REQUIREMENT> Throughout the listing below, copy each line containing "JSON".

━━━━━━━━

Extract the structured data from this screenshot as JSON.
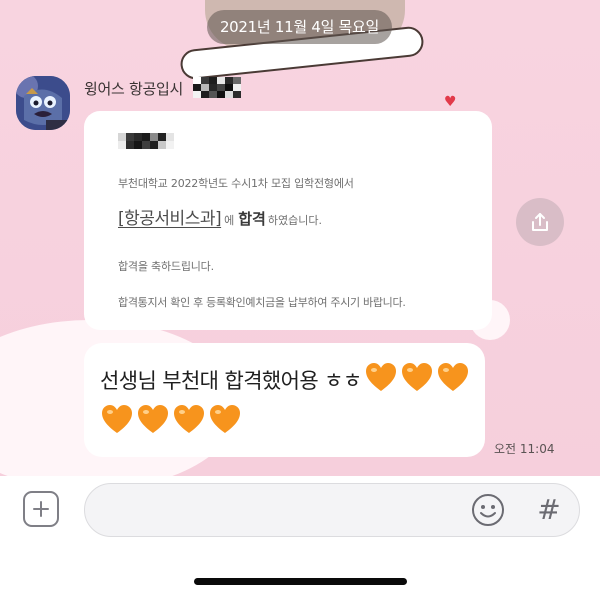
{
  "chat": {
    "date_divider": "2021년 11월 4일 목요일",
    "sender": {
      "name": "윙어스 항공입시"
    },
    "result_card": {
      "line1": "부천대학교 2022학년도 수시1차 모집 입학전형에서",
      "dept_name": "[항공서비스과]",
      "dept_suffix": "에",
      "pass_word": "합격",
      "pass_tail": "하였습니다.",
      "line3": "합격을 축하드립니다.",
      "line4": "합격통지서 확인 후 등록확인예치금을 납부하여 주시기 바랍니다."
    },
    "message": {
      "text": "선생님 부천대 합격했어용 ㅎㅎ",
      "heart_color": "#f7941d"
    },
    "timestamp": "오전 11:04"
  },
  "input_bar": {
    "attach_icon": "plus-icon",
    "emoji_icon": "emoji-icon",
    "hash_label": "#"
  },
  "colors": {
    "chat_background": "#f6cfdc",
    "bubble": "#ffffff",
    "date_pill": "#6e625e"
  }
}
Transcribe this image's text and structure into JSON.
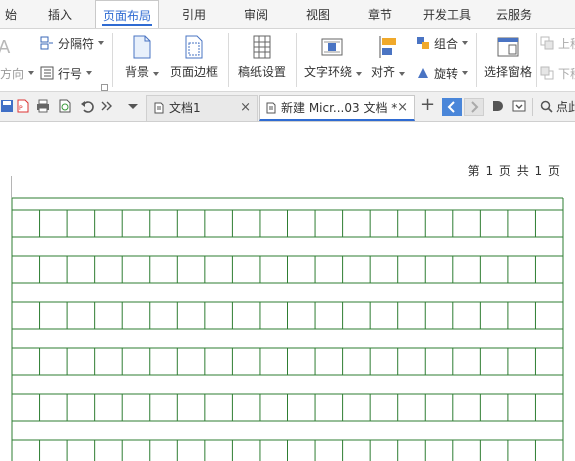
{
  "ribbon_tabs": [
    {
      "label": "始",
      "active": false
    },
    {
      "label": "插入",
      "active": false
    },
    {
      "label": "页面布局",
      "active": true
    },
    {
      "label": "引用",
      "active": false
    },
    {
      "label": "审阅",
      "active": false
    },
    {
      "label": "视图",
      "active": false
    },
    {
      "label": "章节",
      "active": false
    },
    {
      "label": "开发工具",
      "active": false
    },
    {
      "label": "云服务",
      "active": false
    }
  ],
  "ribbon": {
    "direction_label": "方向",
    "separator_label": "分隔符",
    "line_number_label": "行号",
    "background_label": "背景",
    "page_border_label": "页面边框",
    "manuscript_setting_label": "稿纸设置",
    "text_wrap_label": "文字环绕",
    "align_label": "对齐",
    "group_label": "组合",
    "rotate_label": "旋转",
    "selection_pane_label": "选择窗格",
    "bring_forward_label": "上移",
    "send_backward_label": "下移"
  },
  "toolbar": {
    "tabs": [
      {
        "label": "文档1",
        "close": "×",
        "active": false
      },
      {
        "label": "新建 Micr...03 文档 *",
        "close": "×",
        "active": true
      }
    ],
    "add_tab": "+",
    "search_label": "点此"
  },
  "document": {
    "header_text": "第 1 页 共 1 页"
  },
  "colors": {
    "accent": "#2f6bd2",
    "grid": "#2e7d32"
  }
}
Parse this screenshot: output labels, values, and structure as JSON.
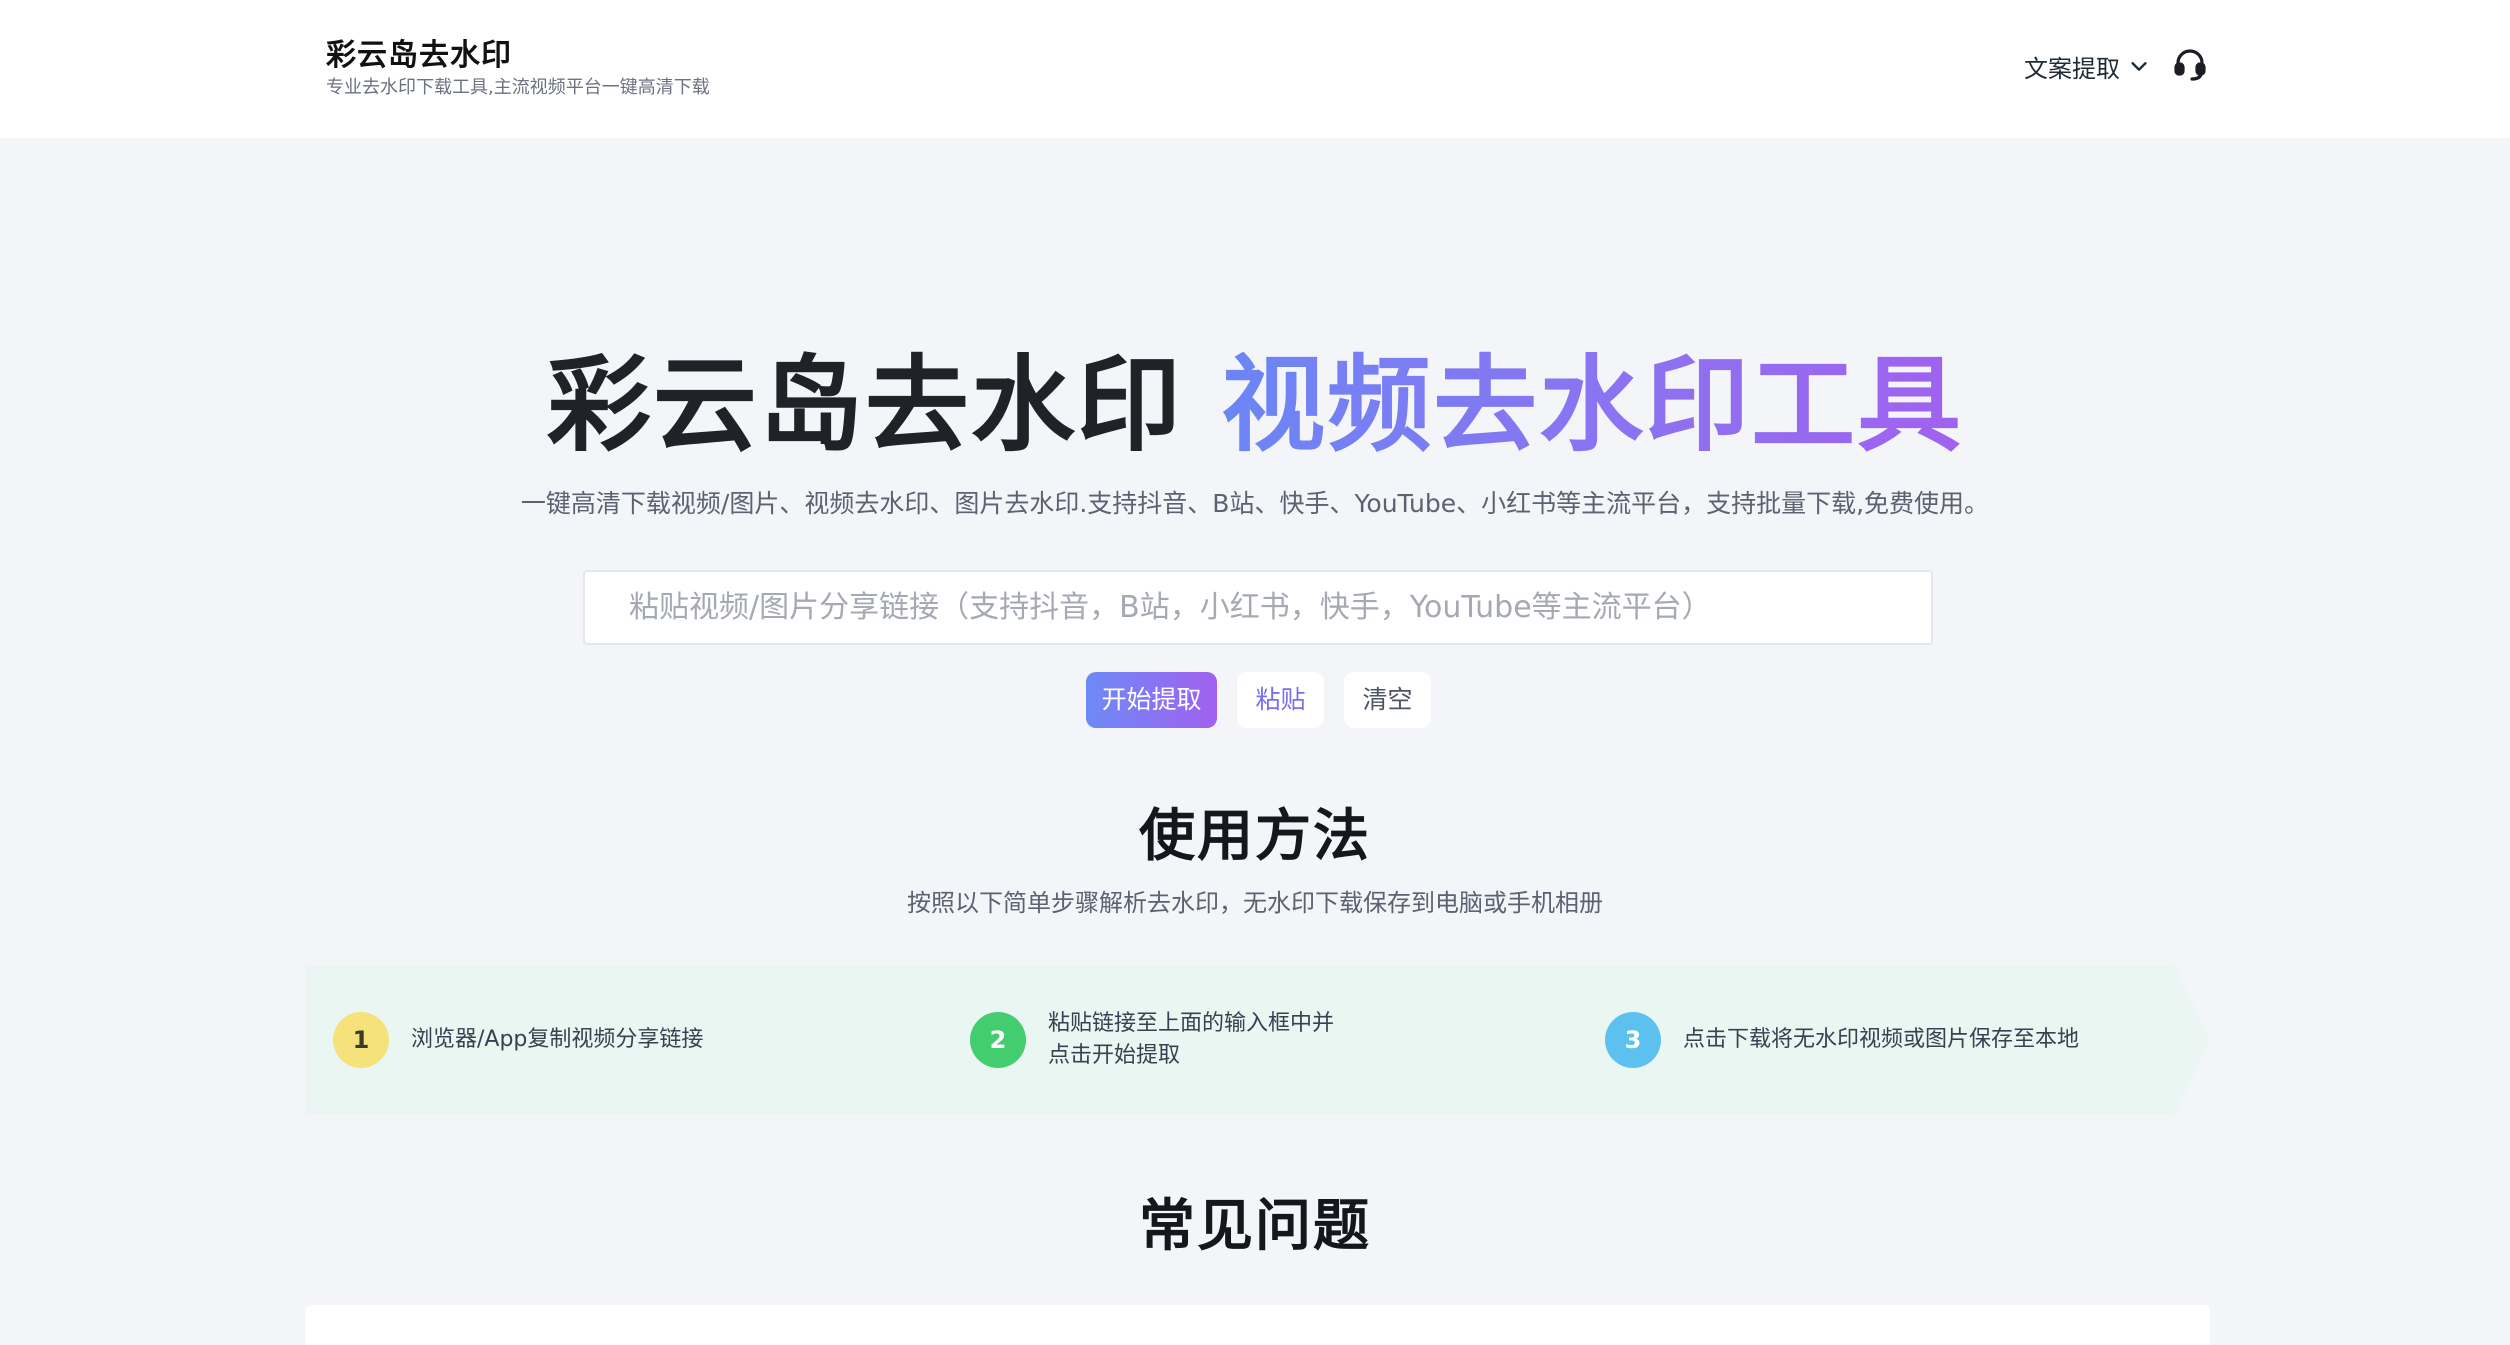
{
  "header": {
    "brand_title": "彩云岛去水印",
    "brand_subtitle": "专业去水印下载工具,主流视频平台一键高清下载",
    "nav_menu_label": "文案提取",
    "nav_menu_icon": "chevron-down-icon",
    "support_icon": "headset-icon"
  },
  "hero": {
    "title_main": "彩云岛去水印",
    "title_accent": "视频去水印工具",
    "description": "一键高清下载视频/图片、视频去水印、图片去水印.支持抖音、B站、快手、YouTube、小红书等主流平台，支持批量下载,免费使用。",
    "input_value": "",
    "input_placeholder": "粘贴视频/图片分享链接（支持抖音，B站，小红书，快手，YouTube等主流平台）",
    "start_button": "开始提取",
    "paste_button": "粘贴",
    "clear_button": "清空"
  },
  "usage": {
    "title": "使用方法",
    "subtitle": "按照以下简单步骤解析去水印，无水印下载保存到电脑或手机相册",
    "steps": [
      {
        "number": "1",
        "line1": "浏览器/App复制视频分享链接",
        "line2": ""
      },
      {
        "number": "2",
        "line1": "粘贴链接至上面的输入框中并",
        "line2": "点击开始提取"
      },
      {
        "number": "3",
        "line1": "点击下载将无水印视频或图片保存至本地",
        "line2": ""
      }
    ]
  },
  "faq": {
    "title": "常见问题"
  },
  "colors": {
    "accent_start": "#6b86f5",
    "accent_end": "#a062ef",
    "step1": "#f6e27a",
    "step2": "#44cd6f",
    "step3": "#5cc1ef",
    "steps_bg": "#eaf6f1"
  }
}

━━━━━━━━

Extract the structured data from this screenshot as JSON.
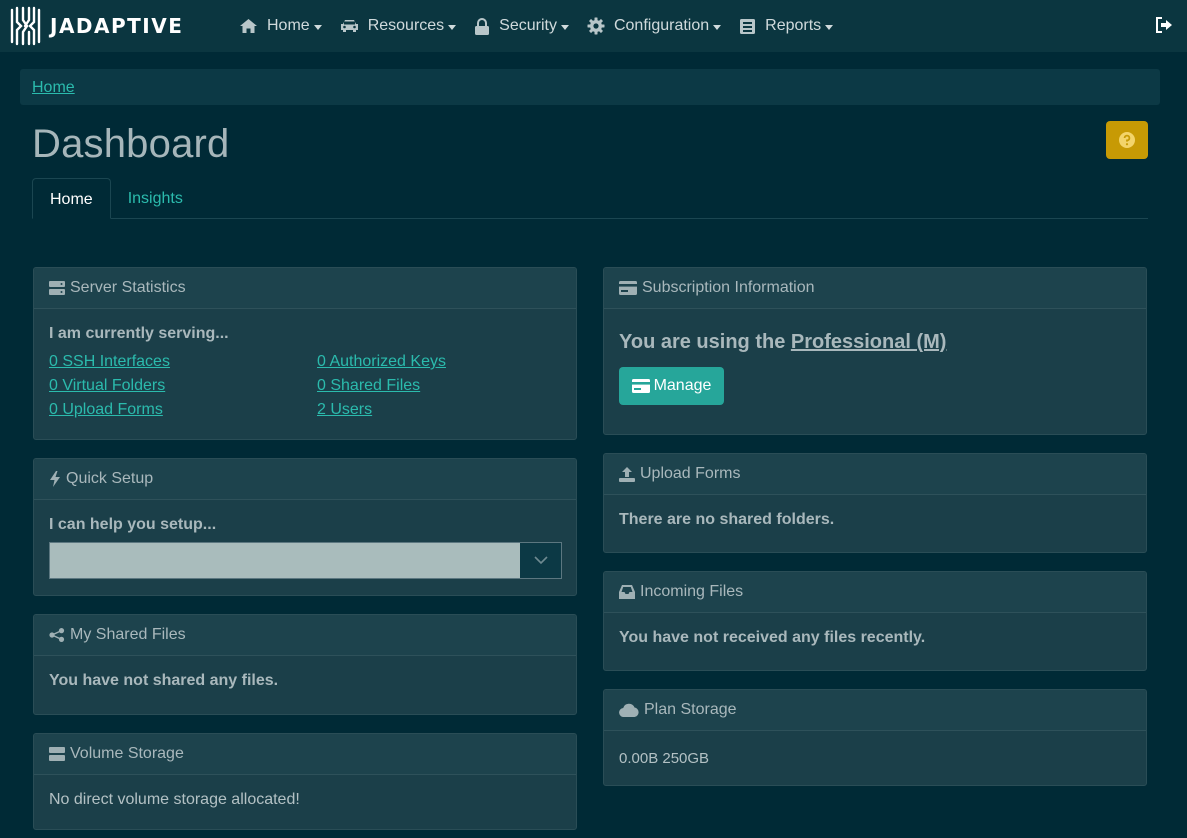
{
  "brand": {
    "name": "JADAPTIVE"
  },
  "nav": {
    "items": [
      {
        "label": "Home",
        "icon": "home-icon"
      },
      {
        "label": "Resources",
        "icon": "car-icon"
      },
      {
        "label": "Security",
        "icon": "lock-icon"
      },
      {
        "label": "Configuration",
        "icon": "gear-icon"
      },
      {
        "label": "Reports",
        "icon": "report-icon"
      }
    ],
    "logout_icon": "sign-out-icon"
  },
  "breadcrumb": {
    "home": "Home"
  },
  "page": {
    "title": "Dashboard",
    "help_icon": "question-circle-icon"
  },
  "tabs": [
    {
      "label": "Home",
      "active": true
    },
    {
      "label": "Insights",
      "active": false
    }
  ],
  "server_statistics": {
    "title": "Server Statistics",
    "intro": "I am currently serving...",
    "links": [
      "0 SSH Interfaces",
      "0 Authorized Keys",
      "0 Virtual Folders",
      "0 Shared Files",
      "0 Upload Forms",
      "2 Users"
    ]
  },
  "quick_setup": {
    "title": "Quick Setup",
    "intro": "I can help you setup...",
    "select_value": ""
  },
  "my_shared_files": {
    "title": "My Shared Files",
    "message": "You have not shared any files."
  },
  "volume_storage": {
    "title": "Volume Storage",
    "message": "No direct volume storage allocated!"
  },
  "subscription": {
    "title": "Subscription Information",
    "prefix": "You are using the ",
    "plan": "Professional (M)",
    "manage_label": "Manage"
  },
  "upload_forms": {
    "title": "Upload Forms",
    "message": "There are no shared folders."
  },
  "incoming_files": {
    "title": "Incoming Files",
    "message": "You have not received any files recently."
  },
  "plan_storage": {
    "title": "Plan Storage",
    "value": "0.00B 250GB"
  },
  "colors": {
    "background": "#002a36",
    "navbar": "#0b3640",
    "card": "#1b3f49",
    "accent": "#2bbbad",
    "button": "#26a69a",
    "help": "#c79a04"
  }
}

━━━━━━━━

EXERCISE RESPONSE>
Extract the structured data from this screenshot as JSON.
Transcribe this image's text and structure into JSON.
Parse this screenshot: output labels, values, and structure as JSON.
Extract the structured data from this screenshot as JSON.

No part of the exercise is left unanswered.